> [Task details]: In full and without alteration, print the entries that follow.
───── Data for this task
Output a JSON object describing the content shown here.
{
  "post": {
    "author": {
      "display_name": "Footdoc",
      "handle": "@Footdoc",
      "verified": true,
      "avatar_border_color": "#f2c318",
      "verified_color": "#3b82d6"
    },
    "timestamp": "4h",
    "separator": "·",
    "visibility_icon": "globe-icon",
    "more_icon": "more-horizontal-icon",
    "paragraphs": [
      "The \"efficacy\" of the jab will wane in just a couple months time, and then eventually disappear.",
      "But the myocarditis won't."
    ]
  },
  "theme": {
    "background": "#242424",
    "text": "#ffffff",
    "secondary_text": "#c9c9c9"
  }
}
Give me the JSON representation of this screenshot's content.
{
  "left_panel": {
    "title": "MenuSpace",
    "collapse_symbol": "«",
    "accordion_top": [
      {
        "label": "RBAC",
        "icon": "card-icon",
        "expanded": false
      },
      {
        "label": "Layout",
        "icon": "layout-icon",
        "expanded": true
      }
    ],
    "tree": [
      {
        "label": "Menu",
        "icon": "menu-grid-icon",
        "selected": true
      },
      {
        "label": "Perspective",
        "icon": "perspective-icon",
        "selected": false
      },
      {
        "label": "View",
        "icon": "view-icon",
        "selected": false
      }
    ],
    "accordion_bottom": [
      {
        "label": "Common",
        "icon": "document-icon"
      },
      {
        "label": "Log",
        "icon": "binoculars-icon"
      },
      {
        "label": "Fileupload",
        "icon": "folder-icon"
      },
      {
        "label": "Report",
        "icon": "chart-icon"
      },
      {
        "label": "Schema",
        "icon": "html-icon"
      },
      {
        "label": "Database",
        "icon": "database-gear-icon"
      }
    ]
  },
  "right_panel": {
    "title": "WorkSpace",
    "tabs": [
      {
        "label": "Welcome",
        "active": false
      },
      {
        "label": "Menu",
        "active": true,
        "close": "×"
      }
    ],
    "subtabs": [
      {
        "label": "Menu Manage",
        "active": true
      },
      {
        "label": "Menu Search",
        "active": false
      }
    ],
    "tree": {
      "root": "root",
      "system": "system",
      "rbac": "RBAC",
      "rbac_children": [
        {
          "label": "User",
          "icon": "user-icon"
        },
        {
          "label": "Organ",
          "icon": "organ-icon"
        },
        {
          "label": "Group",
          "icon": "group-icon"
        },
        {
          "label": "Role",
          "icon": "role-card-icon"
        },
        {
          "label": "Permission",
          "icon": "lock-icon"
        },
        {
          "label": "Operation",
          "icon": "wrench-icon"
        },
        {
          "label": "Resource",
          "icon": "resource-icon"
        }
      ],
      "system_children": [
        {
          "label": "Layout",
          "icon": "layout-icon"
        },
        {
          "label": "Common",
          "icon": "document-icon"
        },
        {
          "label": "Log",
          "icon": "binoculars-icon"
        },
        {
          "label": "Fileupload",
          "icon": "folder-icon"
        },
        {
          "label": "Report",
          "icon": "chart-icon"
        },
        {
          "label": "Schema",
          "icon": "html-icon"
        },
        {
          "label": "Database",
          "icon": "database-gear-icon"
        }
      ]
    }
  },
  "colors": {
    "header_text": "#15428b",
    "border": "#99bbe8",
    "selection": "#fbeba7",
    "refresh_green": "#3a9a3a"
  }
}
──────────
> [Problem solution]:
Output a JSON object describing the content shown here.
{
  "post": {
    "author": {
      "display_name": "Footdoc",
      "handle": "@Footdoc",
      "verified": true,
      "avatar_border_color": "#f2c318",
      "verified_color": "#3b82d6"
    },
    "timestamp": "4h",
    "separator": "·",
    "visibility_icon": "globe-icon",
    "more_icon": "more-horizontal-icon",
    "paragraphs": [
      "The \"efficacy\" of the jab will wane in just a couple months time, and then eventually disappear.",
      "But the myocarditis won't."
    ]
  },
  "theme": {
    "background": "#242424",
    "text": "#ffffff",
    "secondary_text": "#c9c9c9"
  }
}
Give me the JSON representation of this screenshot's content.
{
  "left_panel": {
    "title": "MenuSpace",
    "collapse_symbol": "«",
    "accordion_top": [
      {
        "label": "RBAC",
        "icon": "card-icon",
        "expanded": false
      },
      {
        "label": "Layout",
        "icon": "layout-icon",
        "expanded": true
      }
    ],
    "tree": [
      {
        "label": "Menu",
        "icon": "menu-grid-icon",
        "selected": true
      },
      {
        "label": "Perspective",
        "icon": "perspective-icon",
        "selected": false
      },
      {
        "label": "View",
        "icon": "view-icon",
        "selected": false
      }
    ],
    "accordion_bottom": [
      {
        "label": "Common",
        "icon": "document-icon"
      },
      {
        "label": "Log",
        "icon": "binoculars-icon"
      },
      {
        "label": "Fileupload",
        "icon": "folder-icon"
      },
      {
        "label": "Report",
        "icon": "chart-icon"
      },
      {
        "label": "Schema",
        "icon": "html-icon"
      },
      {
        "label": "Database",
        "icon": "database-gear-icon"
      }
    ]
  },
  "right_panel": {
    "title": "WorkSpace",
    "tabs": [
      {
        "label": "Welcome",
        "active": false
      },
      {
        "label": "Menu",
        "active": true,
        "close": "×"
      }
    ],
    "subtabs": [
      {
        "label": "Menu Manage",
        "active": true
      },
      {
        "label": "Menu Search",
        "active": false
      }
    ],
    "tree": {
      "root": "root",
      "system": "system",
      "rbac": "RBAC",
      "rbac_children": [
        {
          "label": "User",
          "icon": "user-icon"
        },
        {
          "label": "Organ",
          "icon": "organ-icon"
        },
        {
          "label": "Group",
          "icon": "group-icon"
        },
        {
          "label": "Role",
          "icon": "role-card-icon"
        },
        {
          "label": "Permission",
          "icon": "lock-icon"
        },
        {
          "label": "Operation",
          "icon": "wrench-icon"
        },
        {
          "label": "Resource",
          "icon": "resource-icon"
        }
      ],
      "system_children": [
        {
          "label": "Layout",
          "icon": "layout-icon"
        },
        {
          "label": "Common",
          "icon": "document-icon"
        },
        {
          "label": "Log",
          "icon": "binoculars-icon"
        },
        {
          "label": "Fileupload",
          "icon": "folder-icon"
        },
        {
          "label": "Report",
          "icon": "chart-icon"
        },
        {
          "label": "Schema",
          "icon": "html-icon"
        },
        {
          "label": "Database",
          "icon": "database-gear-icon"
        }
      ]
    }
  },
  "colors": {
    "header_text": "#15428b",
    "border": "#99bbe8",
    "selection": "#fbeba7",
    "refresh_green": "#3a9a3a"
  }
}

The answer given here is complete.